2502 Cove Ave., La Grande, 541-963-4962

Baker Dental GrouP

■■ Joseph Martinez, DMD

■■ Tod Chandler, DMD ■■ Justin Bingham, DMD

■■ James McMahan, DMD

2800 Main St., Baker City, 541-523-6012

40

age tobacco use can improve our patient care by helping wounds heal faster, lowering infection rates and improving birth outcomes.” An interdepartmental team has been developed to oversee this change in policy and it includes tobacco users as well as non-users. Those with questions or concerns are welcome to contact the Community Relations Department at Grande Ronde Hospital 541-963-1480. “We appreciate your support for this exciting new opportunity to improve the health of us all.”

■■ Sean Benson, DDS

1831 First St., Baker City, 541-2144

Mountain Valley Dental

3980 Midway Dr., Baker City, 541-523-6311

■■ Dan Hayden, DDS

Hills Family dentistry

2889 D St., Baker City, 541-523-3870

■■ Stuart Hills, DDS ■■ Meggan Hills, DDS

■■ Andrew Kooning, DMD

2800 Main St., Baker City, 541-523-6012

■■ Warren Whitnah, DMD

Halfway, 541-742-6012

Dentists — Union County ■■ Mark Harris ■■ Stephen McLean, DMD

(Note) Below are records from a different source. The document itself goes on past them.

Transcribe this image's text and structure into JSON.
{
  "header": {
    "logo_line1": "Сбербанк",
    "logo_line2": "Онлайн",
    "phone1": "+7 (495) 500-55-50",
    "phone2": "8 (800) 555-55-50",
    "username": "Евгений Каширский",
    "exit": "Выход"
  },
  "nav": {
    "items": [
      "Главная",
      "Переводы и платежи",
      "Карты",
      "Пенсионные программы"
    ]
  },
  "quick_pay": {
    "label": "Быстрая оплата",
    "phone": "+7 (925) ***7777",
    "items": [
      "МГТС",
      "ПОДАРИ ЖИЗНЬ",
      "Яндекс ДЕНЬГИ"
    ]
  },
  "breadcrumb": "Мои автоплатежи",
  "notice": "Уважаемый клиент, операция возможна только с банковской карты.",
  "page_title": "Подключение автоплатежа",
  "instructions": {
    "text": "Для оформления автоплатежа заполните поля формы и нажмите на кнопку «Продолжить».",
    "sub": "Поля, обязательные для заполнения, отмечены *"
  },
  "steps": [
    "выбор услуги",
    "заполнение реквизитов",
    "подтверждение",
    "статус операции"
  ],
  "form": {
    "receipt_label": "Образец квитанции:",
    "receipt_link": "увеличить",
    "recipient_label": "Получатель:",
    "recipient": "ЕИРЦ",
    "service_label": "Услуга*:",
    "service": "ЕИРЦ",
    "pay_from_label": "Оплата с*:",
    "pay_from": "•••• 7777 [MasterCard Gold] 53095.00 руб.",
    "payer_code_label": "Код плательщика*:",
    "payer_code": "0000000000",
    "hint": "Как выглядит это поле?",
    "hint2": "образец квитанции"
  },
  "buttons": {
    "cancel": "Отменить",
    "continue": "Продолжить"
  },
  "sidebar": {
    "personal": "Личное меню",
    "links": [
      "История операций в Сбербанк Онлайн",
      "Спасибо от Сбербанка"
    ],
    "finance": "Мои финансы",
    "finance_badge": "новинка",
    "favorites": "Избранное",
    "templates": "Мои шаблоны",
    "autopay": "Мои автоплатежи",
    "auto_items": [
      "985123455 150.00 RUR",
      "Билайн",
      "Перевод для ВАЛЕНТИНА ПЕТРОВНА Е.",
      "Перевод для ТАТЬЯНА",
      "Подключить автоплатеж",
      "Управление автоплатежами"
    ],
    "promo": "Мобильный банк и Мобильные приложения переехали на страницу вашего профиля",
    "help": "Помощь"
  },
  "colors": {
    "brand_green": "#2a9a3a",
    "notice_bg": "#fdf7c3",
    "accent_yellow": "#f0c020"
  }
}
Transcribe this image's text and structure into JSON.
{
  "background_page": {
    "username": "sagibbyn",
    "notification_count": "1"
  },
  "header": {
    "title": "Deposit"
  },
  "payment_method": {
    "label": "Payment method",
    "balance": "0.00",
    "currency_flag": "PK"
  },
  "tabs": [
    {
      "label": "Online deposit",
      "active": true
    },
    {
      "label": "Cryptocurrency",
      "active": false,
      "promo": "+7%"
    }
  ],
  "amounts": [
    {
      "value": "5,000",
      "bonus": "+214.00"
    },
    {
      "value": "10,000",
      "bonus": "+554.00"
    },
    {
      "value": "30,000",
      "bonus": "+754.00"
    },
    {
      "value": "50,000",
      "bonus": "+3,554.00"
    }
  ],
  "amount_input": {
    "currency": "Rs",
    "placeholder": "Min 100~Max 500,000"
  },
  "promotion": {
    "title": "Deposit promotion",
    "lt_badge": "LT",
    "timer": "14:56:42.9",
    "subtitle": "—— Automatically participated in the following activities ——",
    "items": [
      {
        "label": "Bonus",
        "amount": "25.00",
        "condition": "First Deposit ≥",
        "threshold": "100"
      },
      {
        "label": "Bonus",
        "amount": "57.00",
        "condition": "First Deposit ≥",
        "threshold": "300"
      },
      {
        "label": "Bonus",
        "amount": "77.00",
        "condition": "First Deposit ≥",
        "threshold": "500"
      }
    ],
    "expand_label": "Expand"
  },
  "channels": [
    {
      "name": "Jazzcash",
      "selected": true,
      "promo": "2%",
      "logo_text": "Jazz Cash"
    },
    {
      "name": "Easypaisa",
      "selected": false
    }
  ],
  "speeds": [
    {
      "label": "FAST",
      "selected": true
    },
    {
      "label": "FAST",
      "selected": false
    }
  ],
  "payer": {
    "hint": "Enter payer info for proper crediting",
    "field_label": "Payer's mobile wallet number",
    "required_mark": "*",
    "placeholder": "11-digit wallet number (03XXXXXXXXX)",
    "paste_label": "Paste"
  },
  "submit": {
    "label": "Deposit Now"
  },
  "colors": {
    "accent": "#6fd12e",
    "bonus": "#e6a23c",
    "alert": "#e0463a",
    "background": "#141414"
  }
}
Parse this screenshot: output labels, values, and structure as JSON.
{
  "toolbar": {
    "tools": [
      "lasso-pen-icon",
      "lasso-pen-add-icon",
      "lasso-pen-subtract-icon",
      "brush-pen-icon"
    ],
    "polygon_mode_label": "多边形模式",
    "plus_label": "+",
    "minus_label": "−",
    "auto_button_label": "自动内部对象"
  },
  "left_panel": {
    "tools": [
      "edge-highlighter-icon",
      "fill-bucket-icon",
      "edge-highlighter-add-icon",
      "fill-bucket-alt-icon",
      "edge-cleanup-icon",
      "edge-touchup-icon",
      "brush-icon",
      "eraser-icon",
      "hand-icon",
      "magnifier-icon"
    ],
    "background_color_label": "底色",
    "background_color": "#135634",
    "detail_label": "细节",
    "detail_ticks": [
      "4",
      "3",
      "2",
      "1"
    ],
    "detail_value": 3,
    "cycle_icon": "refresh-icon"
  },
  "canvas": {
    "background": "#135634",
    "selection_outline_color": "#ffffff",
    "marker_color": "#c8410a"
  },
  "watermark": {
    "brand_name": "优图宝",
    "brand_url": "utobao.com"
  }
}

1809 Third St., La Grande, 541-963-0924

■■ Russell Kilpatrick, DMD ■■ Brian Kruse, DMD

1502 N. Pine #2, La Grande, 541-963-6445

904 Sixth St., La Grande, 541-963-3525 504 Fourth St., La Grande, 541-963-5632

■■ Patrick Nearing, DMD Eli Mayes, DDS

1614 Fifth St., La Grande, 541-963-8585

■■ Wesley Rampton, DMD

1902 Fourth St., La Grande, 541-963-4111

■■ Cynthia Morris, DDS

10609 S. Walton Road, La Grande, 541-963-2741

■■ Brian Spencer, DDS

1501 Sixth St., La Grande, 541-963-2520

Eye providers — Union County ■■ W. Pettit

1404 Gekeler Lane, La Grande, 541-963-3119

■■ Bert Frewing, OD

1602 Fourth St., La Grande, 541-963-6224

■■ La Grande Family Eye Care

1502 N. Pine, La Grande, 541-963-3788

■■ Apple Eye Care

10709 S. Walton Road, La Grande, 541-663-4100


Northeast Oregon Health & Wellness Guide